Transience, or not knowing how long you'll be in the country for

Expats often stay in a country only for a few years until their work contract expires or they have saved enough money. Or they might be unsure about how long they will be here: will immigration laws change and affect their visa renewal? Will they need to return home to take care of a family member? Will their thirst for adventure take them to another destination?

Friendships can usually be maintained across countries, but fewer people are ready to face the challenges of a relationship that might turn long-distance. Even when you meet great people who are compatible with you, they might be hesitant to pursue anything serious because they're scared that you will leave.

Transient stays affect globalized metropolises more than other destinations. In cities like New York, London, Paris and Dubai, many people are expats and international students who are here only for a few years. On dating apps in these cities, it's common to even come across tourists who are there for a few days or weeks.

France 24 interviewed 30-something expats in Dubai who struggle to find long-term relationships. A French expat keen on starting a family was even considering returning to France, even if she likes her teaching job in the UAE, because of the difficulty of finding expat men willing to commit there. A Brazilian echoed her thoughts by saying that the constant flow of new people in and out of Dubai makes people hesitant to get tied down because “they want to remain free in case there's somebody better out there.”

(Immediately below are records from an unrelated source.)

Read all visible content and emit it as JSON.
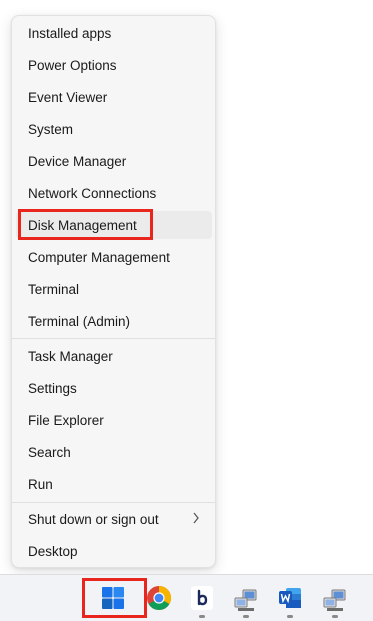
{
  "menu": {
    "items": [
      {
        "label": "Installed apps"
      },
      {
        "label": "Power Options"
      },
      {
        "label": "Event Viewer"
      },
      {
        "label": "System"
      },
      {
        "label": "Device Manager"
      },
      {
        "label": "Network Connections"
      },
      {
        "label": "Disk Management"
      },
      {
        "label": "Computer Management"
      },
      {
        "label": "Terminal"
      },
      {
        "label": "Terminal (Admin)"
      },
      {
        "label": "Task Manager"
      },
      {
        "label": "Settings"
      },
      {
        "label": "File Explorer"
      },
      {
        "label": "Search"
      },
      {
        "label": "Run"
      },
      {
        "label": "Shut down or sign out",
        "icon": "chevron-right-icon"
      },
      {
        "label": "Desktop"
      }
    ],
    "highlighted_item": "Disk Management"
  },
  "taskbar": {
    "icons": [
      {
        "name": "windows-start-icon"
      },
      {
        "name": "chrome-icon"
      },
      {
        "name": "app-b-icon"
      },
      {
        "name": "computer-network-icon"
      },
      {
        "name": "word-icon"
      },
      {
        "name": "computer-network-icon"
      }
    ]
  },
  "colors": {
    "highlight_border": "#e8261e",
    "menu_background": "#f6f6f6",
    "taskbar_background": "#f1f3f6",
    "windows_blue": "#1a73e8",
    "word_blue": "#185abd"
  }
}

How to deal with transience? First of all, be honest with your dates from the get-go. The “what are you looking for” conversation should happen within the first two months of dating a person, or ideally within the first three dates. Ask if they would be open to a long-distance relationship or even relocating if things get serious but you – or they – have to leave. Even if the future is fuzzy, be open about any possible scenarios and the fears you feel around these. Leaving things unspoken is more likely to lead to conflict later on.